Friday, May 09, 2008


Pastor Dan at Street Prophets takes note of an article in the Wall Street Journal covering the proposed actions of the Alliance Defense Fund, a ‘conservative legal-advocacy group’ based in Scottsdale. It seems that civil disobedience isn’t just for hippie liberals any more:

‘...A conservative legal-advocacy group is enlisting ministers to use their pulpits to preach about election candidates this September, defying a tax law that bars churches from engaging in politics.

Alliance Defense Fund, a Scottsdale, Ariz., nonprofit, is hoping at least one sermon will prompt the Internal Revenue Service to investigate, sparking a court battle that could get the tax provision declared unconstitutional. Alliance lawyers represent churches in disputes with the IRS over alleged partisan activity.

The action marks the latest attempt by a conservative organization to help clergy harness their congregations to sway elections. The protest is scheduled for Sunday, Sept. 28, a little more than a month before the general election, in a year when religious concerns and preachers have been a regular part of the political debate...

...Alliance fund staff hopes 40 or 50 houses of worship will take part in the action, including clerics from liberal-leaning congregations. About 80 ministers have expressed interest, including one Catholic priest, says Erik Stanley, the Alliance's senior legal counsel…’

Forcing a court challenge to what is perceived as unjust is the American way, and can be very effective. The problem is that this issue of divorcing politics from the pulpit is not about free speech as the Alliance Defense Fund proclaims, but is instead about the tax deduction. It’s false to claim that laws prevent priests from advocating for political candidates. It’s totally legal to do such advocacy; you’ll just loose your luscious tax deduction.

The gag rule isn’t all that onerous. It simply prohibits speaking out in favor or against a specific individual running for office. One can rail and thunder from the pulpit on political issues all one wants, you just can’t tell a congregation to go vote for a guy because the other one is going to hell.

But a tell in all of this, is the predominance of the preaching to those who support conservative politicians, and waiting to do so until a point late enough in the election cycle that nothing can be done about it until after the election. That’s why this sound and fury is more about Hail Mary passes to get a few more votes for conservative candidates a month after the ‘protest.’ What’s truly telling, though, is that so far I haven’t seen any church or parish feel strongly enough about this issue to self-revoke their own tax status to allow themselves to avoid the gag rule. Money trumps speech indeed.

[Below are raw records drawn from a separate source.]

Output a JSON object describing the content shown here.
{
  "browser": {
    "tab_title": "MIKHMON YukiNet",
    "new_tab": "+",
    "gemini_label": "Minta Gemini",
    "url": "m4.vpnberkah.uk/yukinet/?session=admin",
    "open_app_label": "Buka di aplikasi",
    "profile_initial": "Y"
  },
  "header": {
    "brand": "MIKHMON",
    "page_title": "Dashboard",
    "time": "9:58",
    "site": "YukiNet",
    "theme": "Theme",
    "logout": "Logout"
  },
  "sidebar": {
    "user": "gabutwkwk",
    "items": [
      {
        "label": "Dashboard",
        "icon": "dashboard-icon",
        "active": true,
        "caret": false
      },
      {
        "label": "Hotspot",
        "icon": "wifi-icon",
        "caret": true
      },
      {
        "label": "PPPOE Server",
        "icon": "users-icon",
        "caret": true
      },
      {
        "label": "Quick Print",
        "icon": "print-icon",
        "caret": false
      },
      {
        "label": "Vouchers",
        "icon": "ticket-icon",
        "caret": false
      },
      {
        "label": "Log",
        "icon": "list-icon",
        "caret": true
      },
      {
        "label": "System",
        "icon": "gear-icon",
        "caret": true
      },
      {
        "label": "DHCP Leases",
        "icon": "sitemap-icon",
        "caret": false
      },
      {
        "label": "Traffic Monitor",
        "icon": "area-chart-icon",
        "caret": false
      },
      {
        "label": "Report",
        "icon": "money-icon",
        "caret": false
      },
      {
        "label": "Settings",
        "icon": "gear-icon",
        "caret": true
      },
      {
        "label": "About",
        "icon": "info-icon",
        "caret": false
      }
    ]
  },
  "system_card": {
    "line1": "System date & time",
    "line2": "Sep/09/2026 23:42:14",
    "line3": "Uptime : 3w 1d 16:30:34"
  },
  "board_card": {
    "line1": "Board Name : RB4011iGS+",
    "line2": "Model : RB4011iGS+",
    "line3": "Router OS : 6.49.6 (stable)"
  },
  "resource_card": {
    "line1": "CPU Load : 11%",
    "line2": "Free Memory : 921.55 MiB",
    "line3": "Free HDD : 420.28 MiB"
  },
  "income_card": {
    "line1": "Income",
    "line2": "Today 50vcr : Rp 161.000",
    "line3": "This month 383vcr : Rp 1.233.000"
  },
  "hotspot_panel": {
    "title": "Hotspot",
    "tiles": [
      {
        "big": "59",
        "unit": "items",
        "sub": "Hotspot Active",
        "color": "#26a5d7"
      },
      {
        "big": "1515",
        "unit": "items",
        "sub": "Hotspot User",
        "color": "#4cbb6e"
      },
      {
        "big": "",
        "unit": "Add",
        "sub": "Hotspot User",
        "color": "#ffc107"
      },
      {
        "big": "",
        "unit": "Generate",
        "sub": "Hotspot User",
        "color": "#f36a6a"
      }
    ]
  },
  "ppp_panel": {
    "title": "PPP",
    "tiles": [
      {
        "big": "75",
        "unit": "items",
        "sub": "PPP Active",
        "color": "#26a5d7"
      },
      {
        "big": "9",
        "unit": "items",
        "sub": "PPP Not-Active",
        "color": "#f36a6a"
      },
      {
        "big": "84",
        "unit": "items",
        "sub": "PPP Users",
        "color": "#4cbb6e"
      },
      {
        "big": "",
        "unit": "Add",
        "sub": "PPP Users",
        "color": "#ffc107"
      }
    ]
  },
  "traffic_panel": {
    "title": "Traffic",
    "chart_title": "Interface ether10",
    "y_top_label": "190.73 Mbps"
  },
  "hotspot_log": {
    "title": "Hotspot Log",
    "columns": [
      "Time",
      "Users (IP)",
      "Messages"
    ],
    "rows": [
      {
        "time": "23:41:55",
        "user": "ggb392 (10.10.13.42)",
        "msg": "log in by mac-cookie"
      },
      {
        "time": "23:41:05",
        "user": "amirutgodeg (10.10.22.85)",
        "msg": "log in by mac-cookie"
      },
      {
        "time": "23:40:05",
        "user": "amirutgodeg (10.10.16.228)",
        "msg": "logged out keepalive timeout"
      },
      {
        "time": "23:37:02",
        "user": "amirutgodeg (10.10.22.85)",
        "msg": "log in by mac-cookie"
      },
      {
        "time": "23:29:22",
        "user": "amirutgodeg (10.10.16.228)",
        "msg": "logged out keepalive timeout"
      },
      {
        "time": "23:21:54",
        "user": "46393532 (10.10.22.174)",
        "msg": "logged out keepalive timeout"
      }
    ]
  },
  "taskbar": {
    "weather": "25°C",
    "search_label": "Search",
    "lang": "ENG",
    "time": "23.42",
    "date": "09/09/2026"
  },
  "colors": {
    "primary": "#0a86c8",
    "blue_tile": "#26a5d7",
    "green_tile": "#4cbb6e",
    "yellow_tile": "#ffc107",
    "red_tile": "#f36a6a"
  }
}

From Pastor Dan:

'...C. Welton Gaddy of the Interfaith Alliance had a statement on the ADF's move that seems on-the-money:

Houses of worship belong to divine authority – they are not the property of either political party. The Alliance Defense Fund’s call for pastors to break the law represents the height of irresponsibility. They are putting churches across the country unnecessarily at risk to costly and time-consuming investigations that could result in harsh financial penalties. Putting churches in legal and financial jeopardy seems a bizarre way of defending religious freedom, which the ADF claims to defend.

But there is an even greater issue at stake in this campaign than violating the law. When religious leaders endorse candidates from the pulpit, they weaken both the sanctity of religion and the integrity of democracy. The IRS allows – and the Interfaith Alliance encourages – religious leaders to speak out on the important political issues of the day, but when clergy endorse specific candidates or parties in their official capacity, they abuse their pastoral authority...'